Copy out every line of the data exactly.
Segment Start: RECORDS FOR THIS EXERCISE
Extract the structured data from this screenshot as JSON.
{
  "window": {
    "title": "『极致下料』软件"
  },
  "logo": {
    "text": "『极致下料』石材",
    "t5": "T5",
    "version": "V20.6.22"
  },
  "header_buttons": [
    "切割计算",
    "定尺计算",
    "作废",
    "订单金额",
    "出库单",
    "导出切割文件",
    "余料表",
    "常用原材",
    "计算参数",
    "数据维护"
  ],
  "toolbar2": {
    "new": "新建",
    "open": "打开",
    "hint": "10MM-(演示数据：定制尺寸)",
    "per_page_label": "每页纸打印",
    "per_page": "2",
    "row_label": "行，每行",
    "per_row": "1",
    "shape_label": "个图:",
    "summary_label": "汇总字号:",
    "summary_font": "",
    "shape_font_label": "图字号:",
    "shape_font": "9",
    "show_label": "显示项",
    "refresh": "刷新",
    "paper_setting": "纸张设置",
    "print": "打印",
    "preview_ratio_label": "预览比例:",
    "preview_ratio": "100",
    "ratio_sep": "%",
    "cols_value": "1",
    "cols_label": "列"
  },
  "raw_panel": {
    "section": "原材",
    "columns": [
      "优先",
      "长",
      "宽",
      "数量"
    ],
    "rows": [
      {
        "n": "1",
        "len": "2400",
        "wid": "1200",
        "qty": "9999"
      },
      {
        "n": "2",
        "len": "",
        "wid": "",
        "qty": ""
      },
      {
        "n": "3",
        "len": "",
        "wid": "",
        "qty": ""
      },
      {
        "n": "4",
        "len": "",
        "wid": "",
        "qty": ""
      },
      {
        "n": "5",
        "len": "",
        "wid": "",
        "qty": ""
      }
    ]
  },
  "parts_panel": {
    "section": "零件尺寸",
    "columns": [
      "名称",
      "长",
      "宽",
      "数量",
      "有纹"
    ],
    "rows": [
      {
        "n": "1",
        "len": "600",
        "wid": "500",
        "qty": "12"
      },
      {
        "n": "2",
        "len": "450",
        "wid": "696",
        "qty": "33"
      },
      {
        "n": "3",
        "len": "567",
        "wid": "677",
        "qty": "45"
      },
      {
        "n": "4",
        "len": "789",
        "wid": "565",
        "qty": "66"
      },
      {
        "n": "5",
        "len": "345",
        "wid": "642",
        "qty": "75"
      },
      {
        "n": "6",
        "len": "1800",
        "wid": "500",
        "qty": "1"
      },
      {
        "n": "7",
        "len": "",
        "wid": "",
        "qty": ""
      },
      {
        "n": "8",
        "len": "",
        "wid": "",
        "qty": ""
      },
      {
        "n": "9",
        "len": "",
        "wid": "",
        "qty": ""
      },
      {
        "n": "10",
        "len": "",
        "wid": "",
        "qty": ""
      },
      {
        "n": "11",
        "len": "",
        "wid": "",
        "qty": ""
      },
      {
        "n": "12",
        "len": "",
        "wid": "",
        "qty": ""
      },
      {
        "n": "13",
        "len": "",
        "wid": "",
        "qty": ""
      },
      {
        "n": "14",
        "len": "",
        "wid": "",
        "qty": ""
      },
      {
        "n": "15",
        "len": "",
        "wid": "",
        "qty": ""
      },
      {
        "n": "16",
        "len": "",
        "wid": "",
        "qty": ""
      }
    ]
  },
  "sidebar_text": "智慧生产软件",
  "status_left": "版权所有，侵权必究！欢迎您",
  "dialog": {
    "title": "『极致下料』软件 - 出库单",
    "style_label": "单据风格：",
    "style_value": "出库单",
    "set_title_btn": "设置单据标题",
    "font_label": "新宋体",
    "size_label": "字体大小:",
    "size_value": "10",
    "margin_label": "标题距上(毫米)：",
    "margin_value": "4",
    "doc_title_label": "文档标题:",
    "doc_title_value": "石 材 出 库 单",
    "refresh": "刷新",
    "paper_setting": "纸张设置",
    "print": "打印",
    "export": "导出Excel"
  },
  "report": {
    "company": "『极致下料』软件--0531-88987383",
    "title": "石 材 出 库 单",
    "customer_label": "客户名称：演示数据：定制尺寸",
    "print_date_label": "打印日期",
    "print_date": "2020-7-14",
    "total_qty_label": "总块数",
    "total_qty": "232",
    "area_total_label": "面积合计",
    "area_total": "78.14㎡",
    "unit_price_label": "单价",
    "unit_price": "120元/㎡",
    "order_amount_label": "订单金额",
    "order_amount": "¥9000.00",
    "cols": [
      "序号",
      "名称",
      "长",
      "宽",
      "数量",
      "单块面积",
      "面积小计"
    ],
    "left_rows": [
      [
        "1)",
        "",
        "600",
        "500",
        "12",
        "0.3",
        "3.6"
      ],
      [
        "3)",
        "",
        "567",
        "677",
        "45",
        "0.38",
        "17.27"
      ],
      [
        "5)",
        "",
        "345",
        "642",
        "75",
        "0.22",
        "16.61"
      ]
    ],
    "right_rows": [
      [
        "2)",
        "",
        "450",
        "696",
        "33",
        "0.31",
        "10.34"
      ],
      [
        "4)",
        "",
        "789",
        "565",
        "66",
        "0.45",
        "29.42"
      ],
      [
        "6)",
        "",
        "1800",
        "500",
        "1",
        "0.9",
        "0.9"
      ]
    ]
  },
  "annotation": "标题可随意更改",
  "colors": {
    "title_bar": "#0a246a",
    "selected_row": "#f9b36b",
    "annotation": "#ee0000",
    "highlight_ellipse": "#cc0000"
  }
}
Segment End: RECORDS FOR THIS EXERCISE
**TASK ANSWER**
Extract the structured data from this screenshot as JSON.
{
  "window": {
    "title": "『极致下料』软件"
  },
  "logo": {
    "text": "『极致下料』石材",
    "t5": "T5",
    "version": "V20.6.22"
  },
  "header_buttons": [
    "切割计算",
    "定尺计算",
    "作废",
    "订单金额",
    "出库单",
    "导出切割文件",
    "余料表",
    "常用原材",
    "计算参数",
    "数据维护"
  ],
  "toolbar2": {
    "new": "新建",
    "open": "打开",
    "hint": "10MM-(演示数据：定制尺寸)",
    "per_page_label": "每页纸打印",
    "per_page": "2",
    "row_label": "行，每行",
    "per_row": "1",
    "shape_label": "个图:",
    "summary_label": "汇总字号:",
    "summary_font": "",
    "shape_font_label": "图字号:",
    "shape_font": "9",
    "show_label": "显示项",
    "refresh": "刷新",
    "paper_setting": "纸张设置",
    "print": "打印",
    "preview_ratio_label": "预览比例:",
    "preview_ratio": "100",
    "ratio_sep": "%",
    "cols_value": "1",
    "cols_label": "列"
  },
  "raw_panel": {
    "section": "原材",
    "columns": [
      "优先",
      "长",
      "宽",
      "数量"
    ],
    "rows": [
      {
        "n": "1",
        "len": "2400",
        "wid": "1200",
        "qty": "9999"
      },
      {
        "n": "2",
        "len": "",
        "wid": "",
        "qty": ""
      },
      {
        "n": "3",
        "len": "",
        "wid": "",
        "qty": ""
      },
      {
        "n": "4",
        "len": "",
        "wid": "",
        "qty": ""
      },
      {
        "n": "5",
        "len": "",
        "wid": "",
        "qty": ""
      }
    ]
  },
  "parts_panel": {
    "section": "零件尺寸",
    "columns": [
      "名称",
      "长",
      "宽",
      "数量",
      "有纹"
    ],
    "rows": [
      {
        "n": "1",
        "len": "600",
        "wid": "500",
        "qty": "12"
      },
      {
        "n": "2",
        "len": "450",
        "wid": "696",
        "qty": "33"
      },
      {
        "n": "3",
        "len": "567",
        "wid": "677",
        "qty": "45"
      },
      {
        "n": "4",
        "len": "789",
        "wid": "565",
        "qty": "66"
      },
      {
        "n": "5",
        "len": "345",
        "wid": "642",
        "qty": "75"
      },
      {
        "n": "6",
        "len": "1800",
        "wid": "500",
        "qty": "1"
      },
      {
        "n": "7",
        "len": "",
        "wid": "",
        "qty": ""
      },
      {
        "n": "8",
        "len": "",
        "wid": "",
        "qty": ""
      },
      {
        "n": "9",
        "len": "",
        "wid": "",
        "qty": ""
      },
      {
        "n": "10",
        "len": "",
        "wid": "",
        "qty": ""
      },
      {
        "n": "11",
        "len": "",
        "wid": "",
        "qty": ""
      },
      {
        "n": "12",
        "len": "",
        "wid": "",
        "qty": ""
      },
      {
        "n": "13",
        "len": "",
        "wid": "",
        "qty": ""
      },
      {
        "n": "14",
        "len": "",
        "wid": "",
        "qty": ""
      },
      {
        "n": "15",
        "len": "",
        "wid": "",
        "qty": ""
      },
      {
        "n": "16",
        "len": "",
        "wid": "",
        "qty": ""
      }
    ]
  },
  "sidebar_text": "智慧生产软件",
  "status_left": "版权所有，侵权必究！欢迎您",
  "dialog": {
    "title": "『极致下料』软件 - 出库单",
    "style_label": "单据风格：",
    "style_value": "出库单",
    "set_title_btn": "设置单据标题",
    "font_label": "新宋体",
    "size_label": "字体大小:",
    "size_value": "10",
    "margin_label": "标题距上(毫米)：",
    "margin_value": "4",
    "doc_title_label": "文档标题:",
    "doc_title_value": "石 材 出 库 单",
    "refresh": "刷新",
    "paper_setting": "纸张设置",
    "print": "打印",
    "export": "导出Excel"
  },
  "report": {
    "company": "『极致下料』软件--0531-88987383",
    "title": "石 材 出 库 单",
    "customer_label": "客户名称：演示数据：定制尺寸",
    "print_date_label": "打印日期",
    "print_date": "2020-7-14",
    "total_qty_label": "总块数",
    "total_qty": "232",
    "area_total_label": "面积合计",
    "area_total": "78.14㎡",
    "unit_price_label": "单价",
    "unit_price": "120元/㎡",
    "order_amount_label": "订单金额",
    "order_amount": "¥9000.00",
    "cols": [
      "序号",
      "名称",
      "长",
      "宽",
      "数量",
      "单块面积",
      "面积小计"
    ],
    "left_rows": [
      [
        "1)",
        "",
        "600",
        "500",
        "12",
        "0.3",
        "3.6"
      ],
      [
        "3)",
        "",
        "567",
        "677",
        "45",
        "0.38",
        "17.27"
      ],
      [
        "5)",
        "",
        "345",
        "642",
        "75",
        "0.22",
        "16.61"
      ]
    ],
    "right_rows": [
      [
        "2)",
        "",
        "450",
        "696",
        "33",
        "0.31",
        "10.34"
      ],
      [
        "4)",
        "",
        "789",
        "565",
        "66",
        "0.45",
        "29.42"
      ],
      [
        "6)",
        "",
        "1800",
        "500",
        "1",
        "0.9",
        "0.9"
      ]
    ]
  },
  "annotation": "标题可随意更改",
  "colors": {
    "title_bar": "#0a246a",
    "selected_row": "#f9b36b",
    "annotation": "#ee0000",
    "highlight_ellipse": "#cc0000"
  }
}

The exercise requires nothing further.